The Hitman’s Bodyguard (2017)

Capsule Review

In The Hitman’s Bodyguard, Michael Bryce (Ryan Reynolds) is given the near-impossible task of escorting hitman Darius Kincaid (Samuel L. Jackson) to very important trial in The Hague. Unfortunately for them, the person he’s testifying against really doesn’t want him to appear.

This movie is violent, and there is harsh language, so it’s not for people with tame sensibilities. For those that expect that, it’s a rather clever buddy comedy that is everything you’d expect it to be.

Highly recommended for those who want that sort of film!

 

 

Standard Review (with minor plot spoilers)

This is essentially a buddy cop film, minus the cops. Michael Bryce was a bodyguard that was highly rated, until one of his charges was killed. Since then, he’s been scraping by with low-level clients who need protection.

After an Interpol prisoner transport goes awry, Bryce has the assignment dropped in his lap, whether he likes it or not. He’s well acquainted with Darius, but only because of the jobs he’s ruined for Michael. They are clearly not friends – Michael plays it cool, by the book, in a way that doesn’t attract attention. Meanwhile, Darius is an improviser, which infuriates Michael to no end.

This sort of film lives and dies on the interaction between the two main characters, and it excels at that. The two argue and come to blows over certain things, but they realize they have to make it to the destination in one piece.

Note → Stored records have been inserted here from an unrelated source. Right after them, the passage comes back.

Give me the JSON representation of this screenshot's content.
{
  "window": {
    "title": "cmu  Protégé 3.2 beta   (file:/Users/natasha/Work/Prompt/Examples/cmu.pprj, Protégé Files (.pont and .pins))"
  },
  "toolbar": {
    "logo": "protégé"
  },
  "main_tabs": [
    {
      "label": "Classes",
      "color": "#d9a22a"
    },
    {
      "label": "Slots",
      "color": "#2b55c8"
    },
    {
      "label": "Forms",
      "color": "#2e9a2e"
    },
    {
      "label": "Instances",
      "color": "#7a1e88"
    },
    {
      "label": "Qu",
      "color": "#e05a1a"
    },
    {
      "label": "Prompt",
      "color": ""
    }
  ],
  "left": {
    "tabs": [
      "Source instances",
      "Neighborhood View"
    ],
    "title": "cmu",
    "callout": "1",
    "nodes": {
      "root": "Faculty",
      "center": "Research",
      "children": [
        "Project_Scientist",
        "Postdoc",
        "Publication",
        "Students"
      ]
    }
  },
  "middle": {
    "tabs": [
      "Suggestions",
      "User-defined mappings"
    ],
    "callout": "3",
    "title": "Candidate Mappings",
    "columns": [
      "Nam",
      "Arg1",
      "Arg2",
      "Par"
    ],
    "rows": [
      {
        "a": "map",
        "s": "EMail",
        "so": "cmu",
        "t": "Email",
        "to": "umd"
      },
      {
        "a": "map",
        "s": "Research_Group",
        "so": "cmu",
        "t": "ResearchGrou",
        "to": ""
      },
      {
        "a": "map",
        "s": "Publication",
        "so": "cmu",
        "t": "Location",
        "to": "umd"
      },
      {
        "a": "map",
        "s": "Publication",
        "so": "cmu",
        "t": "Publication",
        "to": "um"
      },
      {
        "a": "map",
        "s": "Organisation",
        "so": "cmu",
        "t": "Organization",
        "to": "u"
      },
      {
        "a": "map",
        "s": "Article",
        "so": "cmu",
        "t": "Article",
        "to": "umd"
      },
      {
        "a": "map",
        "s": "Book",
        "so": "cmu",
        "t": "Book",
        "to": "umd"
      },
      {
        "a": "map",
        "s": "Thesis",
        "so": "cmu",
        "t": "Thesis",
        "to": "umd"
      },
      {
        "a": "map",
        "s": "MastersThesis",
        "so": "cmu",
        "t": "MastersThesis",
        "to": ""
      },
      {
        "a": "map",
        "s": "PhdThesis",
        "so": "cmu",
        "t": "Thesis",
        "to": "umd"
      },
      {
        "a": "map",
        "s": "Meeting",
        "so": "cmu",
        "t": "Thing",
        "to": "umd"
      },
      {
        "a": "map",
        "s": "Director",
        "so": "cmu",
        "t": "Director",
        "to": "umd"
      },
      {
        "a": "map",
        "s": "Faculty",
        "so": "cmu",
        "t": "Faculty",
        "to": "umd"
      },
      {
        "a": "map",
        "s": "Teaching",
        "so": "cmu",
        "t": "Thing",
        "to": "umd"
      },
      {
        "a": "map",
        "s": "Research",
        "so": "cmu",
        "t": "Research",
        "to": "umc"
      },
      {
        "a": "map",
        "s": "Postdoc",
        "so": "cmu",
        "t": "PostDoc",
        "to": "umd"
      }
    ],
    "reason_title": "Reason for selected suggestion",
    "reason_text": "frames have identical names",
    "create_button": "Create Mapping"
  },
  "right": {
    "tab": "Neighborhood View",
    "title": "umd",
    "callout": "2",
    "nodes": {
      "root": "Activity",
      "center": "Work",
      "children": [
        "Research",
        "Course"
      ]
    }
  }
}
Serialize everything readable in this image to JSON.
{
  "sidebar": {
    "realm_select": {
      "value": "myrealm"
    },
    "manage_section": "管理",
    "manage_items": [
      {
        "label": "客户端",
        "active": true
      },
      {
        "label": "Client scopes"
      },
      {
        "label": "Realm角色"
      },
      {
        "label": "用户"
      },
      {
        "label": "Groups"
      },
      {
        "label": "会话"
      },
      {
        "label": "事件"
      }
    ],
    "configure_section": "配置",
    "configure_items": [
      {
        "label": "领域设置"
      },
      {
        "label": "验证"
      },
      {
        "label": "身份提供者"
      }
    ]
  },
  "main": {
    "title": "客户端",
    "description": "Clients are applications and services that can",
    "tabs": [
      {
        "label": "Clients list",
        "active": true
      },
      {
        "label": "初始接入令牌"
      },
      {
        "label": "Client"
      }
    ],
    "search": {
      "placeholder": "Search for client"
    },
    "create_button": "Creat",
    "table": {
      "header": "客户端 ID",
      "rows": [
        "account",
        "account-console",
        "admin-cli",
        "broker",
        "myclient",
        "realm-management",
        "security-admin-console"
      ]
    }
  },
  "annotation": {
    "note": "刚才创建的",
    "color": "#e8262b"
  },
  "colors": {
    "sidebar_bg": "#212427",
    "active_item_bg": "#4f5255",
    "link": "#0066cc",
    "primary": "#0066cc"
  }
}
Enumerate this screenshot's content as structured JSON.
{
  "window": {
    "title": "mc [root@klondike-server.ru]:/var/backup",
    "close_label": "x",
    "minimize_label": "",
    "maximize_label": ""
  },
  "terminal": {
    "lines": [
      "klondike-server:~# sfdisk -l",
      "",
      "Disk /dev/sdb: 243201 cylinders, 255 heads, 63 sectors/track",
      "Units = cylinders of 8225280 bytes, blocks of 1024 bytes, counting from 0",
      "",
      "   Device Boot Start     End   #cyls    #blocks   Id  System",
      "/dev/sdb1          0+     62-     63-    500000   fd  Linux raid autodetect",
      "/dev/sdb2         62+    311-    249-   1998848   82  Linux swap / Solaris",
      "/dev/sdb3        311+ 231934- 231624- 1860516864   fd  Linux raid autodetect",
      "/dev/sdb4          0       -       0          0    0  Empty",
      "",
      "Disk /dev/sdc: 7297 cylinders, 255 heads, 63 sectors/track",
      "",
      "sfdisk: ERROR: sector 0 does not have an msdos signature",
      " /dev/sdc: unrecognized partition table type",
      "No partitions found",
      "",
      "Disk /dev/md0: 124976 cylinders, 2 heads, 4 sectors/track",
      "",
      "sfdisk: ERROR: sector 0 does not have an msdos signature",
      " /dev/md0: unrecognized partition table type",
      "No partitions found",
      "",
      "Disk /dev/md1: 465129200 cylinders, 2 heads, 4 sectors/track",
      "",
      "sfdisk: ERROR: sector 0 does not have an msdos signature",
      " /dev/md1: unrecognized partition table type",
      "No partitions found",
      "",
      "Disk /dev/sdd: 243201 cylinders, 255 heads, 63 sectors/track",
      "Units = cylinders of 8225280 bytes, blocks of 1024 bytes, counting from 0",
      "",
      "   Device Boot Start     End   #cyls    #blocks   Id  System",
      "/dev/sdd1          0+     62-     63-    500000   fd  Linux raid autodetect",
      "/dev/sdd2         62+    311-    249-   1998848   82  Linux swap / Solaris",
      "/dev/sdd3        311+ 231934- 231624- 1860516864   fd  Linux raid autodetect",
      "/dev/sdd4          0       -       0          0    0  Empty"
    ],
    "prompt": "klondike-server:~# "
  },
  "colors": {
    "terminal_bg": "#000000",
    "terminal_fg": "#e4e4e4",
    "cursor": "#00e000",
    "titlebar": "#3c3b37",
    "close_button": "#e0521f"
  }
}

There is a definite back and forth between them, with neither gaining the upper hand in the end.

Being a buddy-cop film, there’s also a lot of fighting. Their opponent,¬†Vladislav Dukhovich¬†(Gary Oldman), will stop at nothing to prevent Darius from testifying. The conflicts that come from this are relentless, and each one is more audacious than the previous one. There are car chases that are extremely well choreographed, and in my opinion, are the best I’ve seen in several years.

Some of the best buddy cop films insert humor, sometimes to the point of being rather strained. That’s not the case here, as the comedy flows from the bickering, and seems more integral to these character’s lives than just something tacked on. It flows freely, as does the profanity – we are talking about Samuel L. Jackson here, not to mention the guy who played Deadpool. It definitely works for this movie. The interplay between Reynolds and Jackson rivals that of the back and forth between DeNiro and Grodin in Midnight Run, which shares more than a few parallels with this movie, but with more profanity. A lot more.

I’d be remiss if I didn’t mention the great casting for Darius’ wife, Sonia (Salma Hayek). There’s a scene, and you’ll know it, that just works so well for her. The stunt coordinator and stunt people did an excellent job here!

I definitely recommend The Hitman’s Bodyguard.